■ DESCRIPTION OF THE TASK ■
Copy nothing but the text: repeat each entry exactly and drop the images.

(Items from an interface collection)
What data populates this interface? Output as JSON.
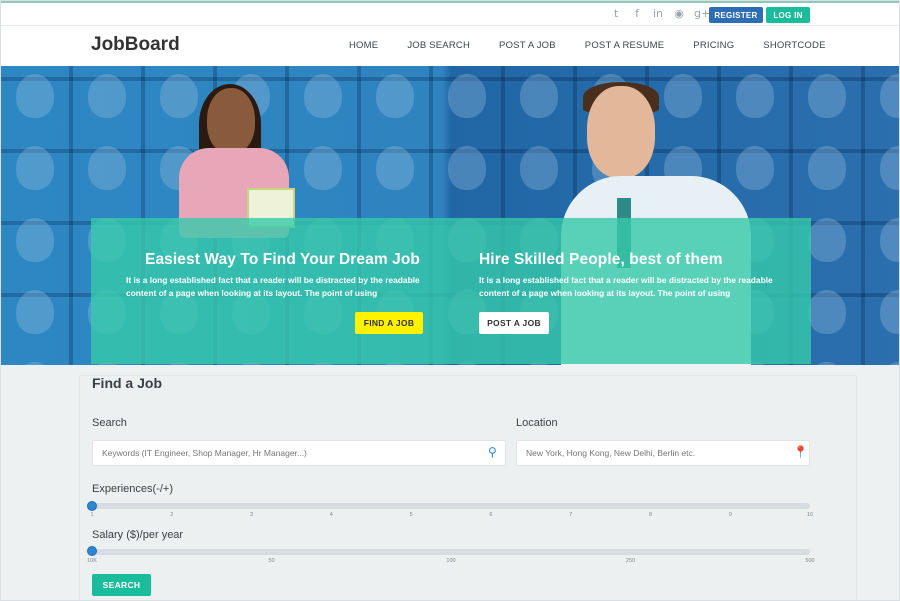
{
  "topbar": {
    "social_icons": [
      "twitter-icon",
      "facebook-icon",
      "linkedin-icon",
      "rss-icon",
      "google-plus-icon"
    ],
    "social_glyphs": [
      "t",
      "f",
      "in",
      "◉",
      "g+"
    ],
    "register_label": "REGISTER",
    "login_label": "LOG IN"
  },
  "header": {
    "logo": "JobBoard",
    "nav": [
      "HOME",
      "JOB SEARCH",
      "POST A JOB",
      "POST A RESUME",
      "PRICING",
      "SHORTCODE"
    ]
  },
  "hero": {
    "left": {
      "title": "Easiest Way To Find Your Dream Job",
      "text_line1": "It is a long established fact that a reader will be distracted by the readable",
      "text_line2": "content of a page when looking at its layout. The point of using",
      "button": "FIND A JOB"
    },
    "right": {
      "title": "Hire Skilled People, best of them",
      "text_line1": "It is a long established fact that a reader will be distracted by the readable",
      "text_line2": "content of a page when looking at its layout. The point of using",
      "button": "POST A JOB"
    }
  },
  "search": {
    "heading": "Find a Job",
    "search_label": "Search",
    "search_placeholder": "Keywords (IT Engineer, Shop Manager, Hr Manager...)",
    "location_label": "Location",
    "location_placeholder": "New York, Hong Kong, New Delhi, Berlin etc.",
    "experience_label": "Experiences(-/+)",
    "experience_ticks": [
      "1",
      "2",
      "3",
      "4",
      "5",
      "6",
      "7",
      "8",
      "9",
      "10"
    ],
    "experience_value": 1,
    "salary_label": "Salary ($)/per year",
    "salary_ticks": [
      "10K",
      "50",
      "100",
      "250",
      "500"
    ],
    "salary_value": "10K",
    "button": "SEARCH"
  },
  "colors": {
    "accent_green": "#1bbc9b",
    "register_blue": "#2c6db4",
    "find_yellow": "#fff200",
    "slider_blue": "#2e88d1"
  }
}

■ FINISHED EXERCISE ■
What data populates this interface? Output as JSON.
{
  "topbar": {
    "social_icons": [
      "twitter-icon",
      "facebook-icon",
      "linkedin-icon",
      "rss-icon",
      "google-plus-icon"
    ],
    "social_glyphs": [
      "t",
      "f",
      "in",
      "◉",
      "g+"
    ],
    "register_label": "REGISTER",
    "login_label": "LOG IN"
  },
  "header": {
    "logo": "JobBoard",
    "nav": [
      "HOME",
      "JOB SEARCH",
      "POST A JOB",
      "POST A RESUME",
      "PRICING",
      "SHORTCODE"
    ]
  },
  "hero": {
    "left": {
      "title": "Easiest Way To Find Your Dream Job",
      "text_line1": "It is a long established fact that a reader will be distracted by the readable",
      "text_line2": "content of a page when looking at its layout. The point of using",
      "button": "FIND A JOB"
    },
    "right": {
      "title": "Hire Skilled People, best of them",
      "text_line1": "It is a long established fact that a reader will be distracted by the readable",
      "text_line2": "content of a page when looking at its layout. The point of using",
      "button": "POST A JOB"
    }
  },
  "search": {
    "heading": "Find a Job",
    "search_label": "Search",
    "search_placeholder": "Keywords (IT Engineer, Shop Manager, Hr Manager...)",
    "location_label": "Location",
    "location_placeholder": "New York, Hong Kong, New Delhi, Berlin etc.",
    "experience_label": "Experiences(-/+)",
    "experience_ticks": [
      "1",
      "2",
      "3",
      "4",
      "5",
      "6",
      "7",
      "8",
      "9",
      "10"
    ],
    "experience_value": 1,
    "salary_label": "Salary ($)/per year",
    "salary_ticks": [
      "10K",
      "50",
      "100",
      "250",
      "500"
    ],
    "salary_value": "10K",
    "button": "SEARCH"
  },
  "colors": {
    "accent_green": "#1bbc9b",
    "register_blue": "#2c6db4",
    "find_yellow": "#fff200",
    "slider_blue": "#2e88d1"
  }
}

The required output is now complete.